Green, blue, and red, colors were gorgeous

In the bottom the light was perfect. We hiked northeast up the canyon and it was early enough that the sun just lit up the canopies above in golden light. We crossed back and forth over the creek, boulder hopping, traversing sandy creek banks, and large rock faces obstacles. Turn after turn there was something interesting to see. Soon the canyon began to change. The tall walls from afar started to close in and you could see the impact of water high up from long ago where it carved the rock face smooth. Miniature waterfalls and small swimming pools dotted the landscape, and the lush green canopy continued to slowly close in to shade us from the sun above. The creek began to flow over large stepped slickrock steps, creating mini falls, and we were forced to walk down the creek in the thin layer of water over the slickrock.

Slickrock began to take over the bottom of the creek as it began to widen and the depth of the creek thinned
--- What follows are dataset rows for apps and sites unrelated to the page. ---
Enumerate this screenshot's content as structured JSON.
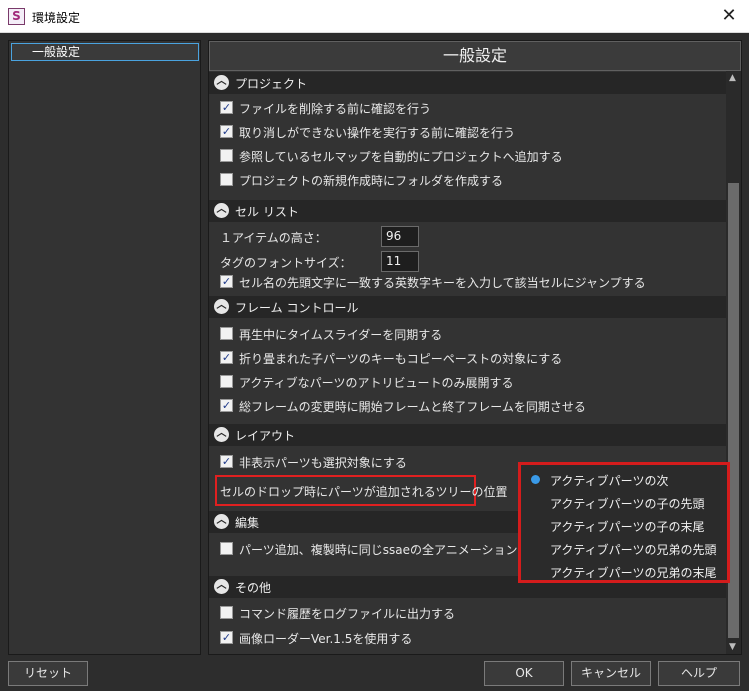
{
  "window": {
    "title": "環境設定",
    "app_icon_letter": "S",
    "close_glyph": "✕"
  },
  "tree": {
    "items": [
      {
        "label": "一般設定"
      }
    ]
  },
  "panel": {
    "title": "一般設定"
  },
  "sections": {
    "project": {
      "title": "プロジェクト",
      "items": [
        {
          "label": "ファイルを削除する前に確認を行う",
          "checked": true
        },
        {
          "label": "取り消しができない操作を実行する前に確認を行う",
          "checked": true
        },
        {
          "label": "参照しているセルマップを自動的にプロジェクトへ追加する",
          "checked": false
        },
        {
          "label": "プロジェクトの新規作成時にフォルダを作成する",
          "checked": false
        }
      ]
    },
    "cell_list": {
      "title": "セル リスト",
      "item_height_label": "１アイテムの高さ：",
      "item_height_value": "96",
      "tag_font_size_label": "タグのフォントサイズ：",
      "tag_font_size_value": "11",
      "items": [
        {
          "label": "セル名の先頭文字に一致する英数字キーを入力して該当セルにジャンプする",
          "checked": true
        }
      ]
    },
    "frame_control": {
      "title": "フレーム コントロール",
      "items": [
        {
          "label": "再生中にタイムスライダーを同期する",
          "checked": false
        },
        {
          "label": "折り畳まれた子パーツのキーもコピーペーストの対象にする",
          "checked": true
        },
        {
          "label": "アクティブなパーツのアトリビュートのみ展開する",
          "checked": false
        },
        {
          "label": "総フレームの変更時に開始フレームと終了フレームを同期させる",
          "checked": true
        }
      ]
    },
    "layout": {
      "title": "レイアウト",
      "items": [
        {
          "label": "非表示パーツも選択対象にする",
          "checked": true
        }
      ],
      "drop_position_label": "セルのドロップ時にパーツが追加されるツリーの位置"
    },
    "edit": {
      "title": "編集",
      "items": [
        {
          "label": "パーツ追加、複製時に同じssaeの全アニメーションデータにキー",
          "checked": false
        }
      ]
    },
    "other": {
      "title": "その他",
      "items": [
        {
          "label": "コマンド履歴をログファイルに出力する",
          "checked": false
        },
        {
          "label": "画像ローダーVer.1.5を使用する",
          "checked": true
        }
      ]
    }
  },
  "dropdown": {
    "selected_index": 0,
    "options": [
      "アクティブパーツの次",
      "アクティブパーツの子の先頭",
      "アクティブパーツの子の末尾",
      "アクティブパーツの兄弟の先頭",
      "アクティブパーツの兄弟の末尾"
    ],
    "selected_color": "#3a9ae8"
  },
  "buttons": {
    "reset": "リセット",
    "ok": "OK",
    "cancel": "キャンセル",
    "help": "ヘルプ"
  },
  "colors": {
    "highlight": "#e02020",
    "background": "#2d2d2d",
    "section_header": "#262626"
  }
}
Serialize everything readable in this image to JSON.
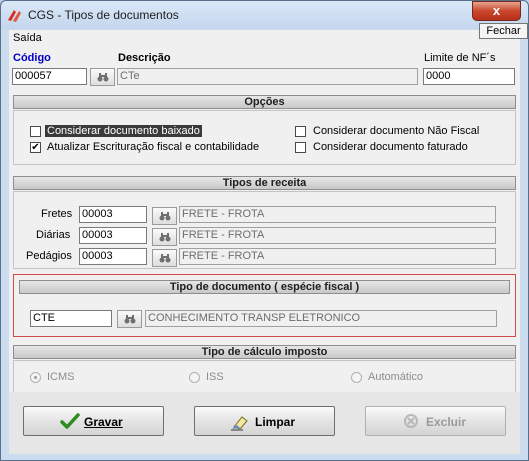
{
  "window": {
    "title": "CGS - Tipos de documentos",
    "close_glyph": "x",
    "tooltip": "Fechar"
  },
  "menu": {
    "saida": "Saída"
  },
  "header": {
    "codigo_label": "Código",
    "codigo_value": "000057",
    "descricao_label": "Descrição",
    "descricao_value": "CTe",
    "limite_label": "Limite de NF´s",
    "limite_value": "0000"
  },
  "opcoes": {
    "title": "Opções",
    "options": [
      {
        "label": "Considerar documento baixado",
        "checked": false
      },
      {
        "label": "Atualizar Escrituração fiscal e contabilidade",
        "checked": true
      },
      {
        "label": "Considerar documento Não Fiscal",
        "checked": false
      },
      {
        "label": "Considerar documento faturado",
        "checked": false
      }
    ]
  },
  "tipos_receita": {
    "title": "Tipos de receita",
    "rows": [
      {
        "label": "Fretes",
        "code": "00003",
        "desc": "FRETE - FROTA"
      },
      {
        "label": "Diárias",
        "code": "00003",
        "desc": "FRETE - FROTA"
      },
      {
        "label": "Pedágios",
        "code": "00003",
        "desc": "FRETE - FROTA"
      }
    ]
  },
  "tipo_documento": {
    "title": "Tipo de documento ( espécie fiscal )",
    "code": "CTE",
    "desc": "CONHECIMENTO TRANSP ELETRONICO"
  },
  "tipo_calculo": {
    "title": "Tipo de cálculo imposto",
    "options": [
      {
        "label": "ICMS",
        "selected": true
      },
      {
        "label": "ISS",
        "selected": false
      },
      {
        "label": "Automático",
        "selected": false
      }
    ]
  },
  "buttons": {
    "gravar": "Gravar",
    "limpar": "Limpar",
    "excluir": "Excluir"
  },
  "icons": {
    "app": "app-logo-icon",
    "search": "binoculars-icon",
    "gravar": "checkmark-icon",
    "limpar": "eraser-icon",
    "excluir": "delete-icon"
  }
}
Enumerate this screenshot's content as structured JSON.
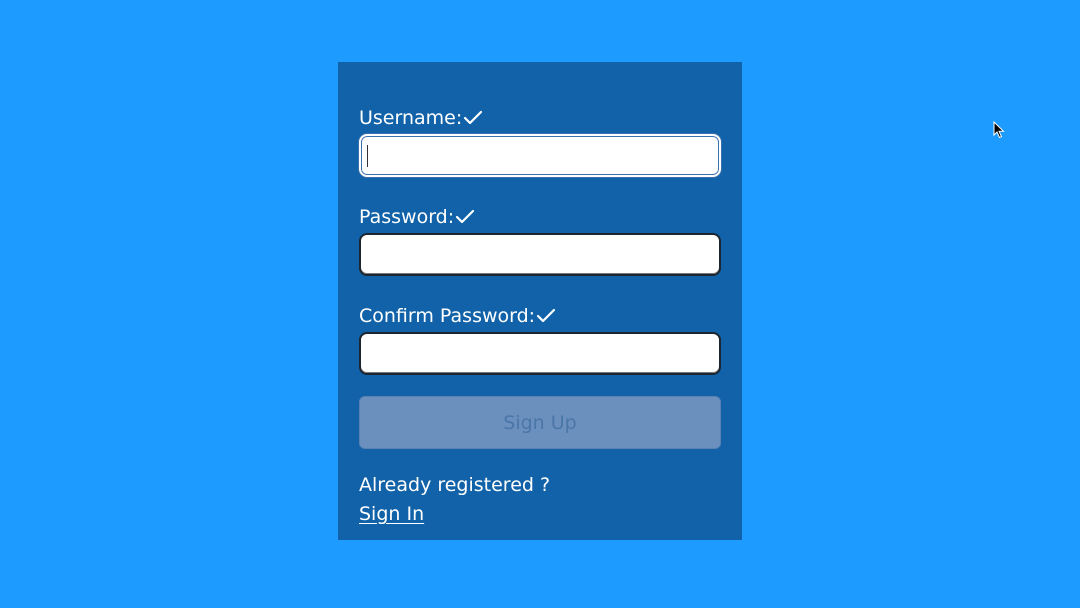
{
  "form": {
    "username_label": "Username:",
    "password_label": "Password:",
    "confirm_password_label": "Confirm Password:",
    "username_value": "",
    "password_value": "",
    "confirm_password_value": "",
    "signup_label": "Sign Up",
    "already_registered_text": "Already registered ?",
    "signin_label": "Sign In"
  },
  "icons": {
    "check": "check-icon",
    "cursor": "mouse-cursor-icon"
  },
  "colors": {
    "background": "#1e9bff",
    "card": "#1162a8",
    "button_disabled": "#6b90bd",
    "text": "#ffffff"
  }
}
The canyon curled right and we finally entered the first area where it was no longer a typical creek bed canyon and the rock formations became more predominant. The water cut away, shaped, and formed everything around us. The small cascading falls became larger and taller causing us to climb around on the tree covered sides to bypass. Long smoothed-over cracks were found in areas of the slickrock, as well as small circular holes called potholes where the water pooled and flowed through. I can only speculate that upon formation, these areas had less dense rock which was eaten away by erosion causing the beautiful formations we were surrounded by.

Looking down the last turn towards The Subway

We finally reached the last turn before The Subway and we all gathered together before pushing on so we could all see it at once. What a view! It looked as though the water tunneled straight through solid rock to form a Subway tube through the bottom of the canyon. It was strange how cylindrical the formation was, nothing else around was like it except in this one tight spot in the canyon the perfect conditions came together to create this remarkable place. We pushed to the back of the Subway where a few consecutive deep pools awaited. One after another we hopped in and waded in the cold 50 degree water that came chest deep, just to make it to the Key Hole waterfall in the back. Mike jumped in, taking a brisk shower in the falls.  Wheeeww boy was it cold!

The Subway

Past The Subway just before the KeyHole waterfall

Soon after we all returned to the Subway, all smiles. It’s amazing how some places can totally regenerate you. All the exhaustion of the day is just lifted form your shoulders and you are ready to get back to it. This is one of those places. Although I am not the largest fan of the permit system, I can respect it for protecting this very special place from being overrun and overused. At any rate, it was a beautiful day and we got to see something special. We returned the way we came without incident, piled in our cars, and headed home. This adventure for this weekend was over, until the next one!

  • Heading down the trail from the top

large 6 foot fall towards the end of the hike
large 6 foot fall towards the end of the hike (click to enlarge)

another tall 6 -10 foot fall
another tall 6 -10 foot fall (click to enlarge)

Crack formation just before The Subway



  • Weather: Hi 80s, Low 60s, Sunny
  • Water: 2.0 liters
  • Food: Salt and Venigar chips, 1 Cliff Builders Bar, 1 bag of Cheese-its, 1 plum, 1 powerbar
  • Time: 4 hours
  • Distance: 7 miles Round Trip
  • Accumulated Gain: 1,200 feet


  • Mule Camelback backpack (3 liter bladder)
  • Black Diamond trekking poles


  • Cotton Handkerchief
  • Cotton T shirt
  • Nike Running Shorts
  • Merrell Mid Moab Hiking Boots
  • Darn Tough Medium Wool Sox